• [YOUR GOAL]
All of the data needs to be repeated exactly.

Items from an interface collection
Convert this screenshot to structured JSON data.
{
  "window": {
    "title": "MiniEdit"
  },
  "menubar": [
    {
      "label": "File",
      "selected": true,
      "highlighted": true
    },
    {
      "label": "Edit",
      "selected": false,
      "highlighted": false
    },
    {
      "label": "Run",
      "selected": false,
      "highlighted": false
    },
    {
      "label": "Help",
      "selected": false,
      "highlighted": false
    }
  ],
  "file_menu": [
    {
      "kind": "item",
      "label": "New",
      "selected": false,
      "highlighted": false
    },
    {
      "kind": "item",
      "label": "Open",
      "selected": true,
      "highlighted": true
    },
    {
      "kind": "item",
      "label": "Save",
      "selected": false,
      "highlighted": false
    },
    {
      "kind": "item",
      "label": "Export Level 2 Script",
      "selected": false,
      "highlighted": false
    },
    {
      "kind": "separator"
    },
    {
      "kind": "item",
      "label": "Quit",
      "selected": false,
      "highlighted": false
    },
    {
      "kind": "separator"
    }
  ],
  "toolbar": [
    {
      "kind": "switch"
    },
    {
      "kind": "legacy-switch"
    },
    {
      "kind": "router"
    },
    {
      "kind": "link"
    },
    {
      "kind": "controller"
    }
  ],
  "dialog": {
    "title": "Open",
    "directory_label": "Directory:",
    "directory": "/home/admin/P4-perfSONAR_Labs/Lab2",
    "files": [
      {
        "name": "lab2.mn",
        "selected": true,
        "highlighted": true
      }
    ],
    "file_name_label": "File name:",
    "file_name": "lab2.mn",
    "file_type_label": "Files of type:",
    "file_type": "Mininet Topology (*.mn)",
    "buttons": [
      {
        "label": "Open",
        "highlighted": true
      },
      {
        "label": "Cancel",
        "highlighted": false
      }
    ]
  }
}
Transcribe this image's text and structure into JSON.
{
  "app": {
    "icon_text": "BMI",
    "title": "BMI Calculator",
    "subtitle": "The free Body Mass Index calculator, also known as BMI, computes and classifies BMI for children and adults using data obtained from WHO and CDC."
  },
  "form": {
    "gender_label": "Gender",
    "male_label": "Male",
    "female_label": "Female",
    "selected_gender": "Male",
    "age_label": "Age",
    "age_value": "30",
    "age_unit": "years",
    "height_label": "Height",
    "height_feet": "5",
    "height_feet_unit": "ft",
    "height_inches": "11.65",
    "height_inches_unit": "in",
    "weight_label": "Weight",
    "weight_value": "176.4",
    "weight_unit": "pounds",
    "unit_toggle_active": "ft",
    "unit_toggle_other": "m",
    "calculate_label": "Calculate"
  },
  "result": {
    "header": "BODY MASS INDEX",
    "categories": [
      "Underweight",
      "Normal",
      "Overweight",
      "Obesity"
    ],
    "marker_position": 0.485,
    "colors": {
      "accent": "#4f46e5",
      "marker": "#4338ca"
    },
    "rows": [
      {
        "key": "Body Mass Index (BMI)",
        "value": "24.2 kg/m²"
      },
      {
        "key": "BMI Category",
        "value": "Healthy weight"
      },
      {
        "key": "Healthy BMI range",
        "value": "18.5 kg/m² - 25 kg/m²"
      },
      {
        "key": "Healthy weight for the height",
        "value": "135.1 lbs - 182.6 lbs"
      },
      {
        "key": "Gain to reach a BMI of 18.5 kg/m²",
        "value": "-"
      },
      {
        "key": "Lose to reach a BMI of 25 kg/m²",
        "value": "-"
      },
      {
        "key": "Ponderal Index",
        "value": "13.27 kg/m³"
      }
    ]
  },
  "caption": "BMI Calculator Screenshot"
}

• [SOLVED PROBLEM]
Convert this screenshot to structured JSON data.
{
  "window": {
    "title": "MiniEdit"
  },
  "menubar": [
    {
      "label": "File",
      "selected": true,
      "highlighted": true
    },
    {
      "label": "Edit",
      "selected": false,
      "highlighted": false
    },
    {
      "label": "Run",
      "selected": false,
      "highlighted": false
    },
    {
      "label": "Help",
      "selected": false,
      "highlighted": false
    }
  ],
  "file_menu": [
    {
      "kind": "item",
      "label": "New",
      "selected": false,
      "highlighted": false
    },
    {
      "kind": "item",
      "label": "Open",
      "selected": true,
      "highlighted": true
    },
    {
      "kind": "item",
      "label": "Save",
      "selected": false,
      "highlighted": false
    },
    {
      "kind": "item",
      "label": "Export Level 2 Script",
      "selected": false,
      "highlighted": false
    },
    {
      "kind": "separator"
    },
    {
      "kind": "item",
      "label": "Quit",
      "selected": false,
      "highlighted": false
    },
    {
      "kind": "separator"
    }
  ],
  "toolbar": [
    {
      "kind": "switch"
    },
    {
      "kind": "legacy-switch"
    },
    {
      "kind": "router"
    },
    {
      "kind": "link"
    },
    {
      "kind": "controller"
    }
  ],
  "dialog": {
    "title": "Open",
    "directory_label": "Directory:",
    "directory": "/home/admin/P4-perfSONAR_Labs/Lab2",
    "files": [
      {
        "name": "lab2.mn",
        "selected": true,
        "highlighted": true
      }
    ],
    "file_name_label": "File name:",
    "file_name": "lab2.mn",
    "file_type_label": "Files of type:",
    "file_type": "Mininet Topology (*.mn)",
    "buttons": [
      {
        "label": "Open",
        "highlighted": true
      },
      {
        "label": "Cancel",
        "highlighted": false
      }
    ]
  }
}
Transcribe this image's text and structure into JSON.
{
  "app": {
    "icon_text": "BMI",
    "title": "BMI Calculator",
    "subtitle": "The free Body Mass Index calculator, also known as BMI, computes and classifies BMI for children and adults using data obtained from WHO and CDC."
  },
  "form": {
    "gender_label": "Gender",
    "male_label": "Male",
    "female_label": "Female",
    "selected_gender": "Male",
    "age_label": "Age",
    "age_value": "30",
    "age_unit": "years",
    "height_label": "Height",
    "height_feet": "5",
    "height_feet_unit": "ft",
    "height_inches": "11.65",
    "height_inches_unit": "in",
    "weight_label": "Weight",
    "weight_value": "176.4",
    "weight_unit": "pounds",
    "unit_toggle_active": "ft",
    "unit_toggle_other": "m",
    "calculate_label": "Calculate"
  },
  "result": {
    "header": "BODY MASS INDEX",
    "categories": [
      "Underweight",
      "Normal",
      "Overweight",
      "Obesity"
    ],
    "marker_position": 0.485,
    "colors": {
      "accent": "#4f46e5",
      "marker": "#4338ca"
    },
    "rows": [
      {
        "key": "Body Mass Index (BMI)",
        "value": "24.2 kg/m²"
      },
      {
        "key": "BMI Category",
        "value": "Healthy weight"
      },
      {
        "key": "Healthy BMI range",
        "value": "18.5 kg/m² - 25 kg/m²"
      },
      {
        "key": "Healthy weight for the height",
        "value": "135.1 lbs - 182.6 lbs"
      },
      {
        "key": "Gain to reach a BMI of 18.5 kg/m²",
        "value": "-"
      },
      {
        "key": "Lose to reach a BMI of 25 kg/m²",
        "value": "-"
      },
      {
        "key": "Ponderal Index",
        "value": "13.27 kg/m³"
      }
    ]
  },
  "caption": "BMI Calculator Screenshot"
}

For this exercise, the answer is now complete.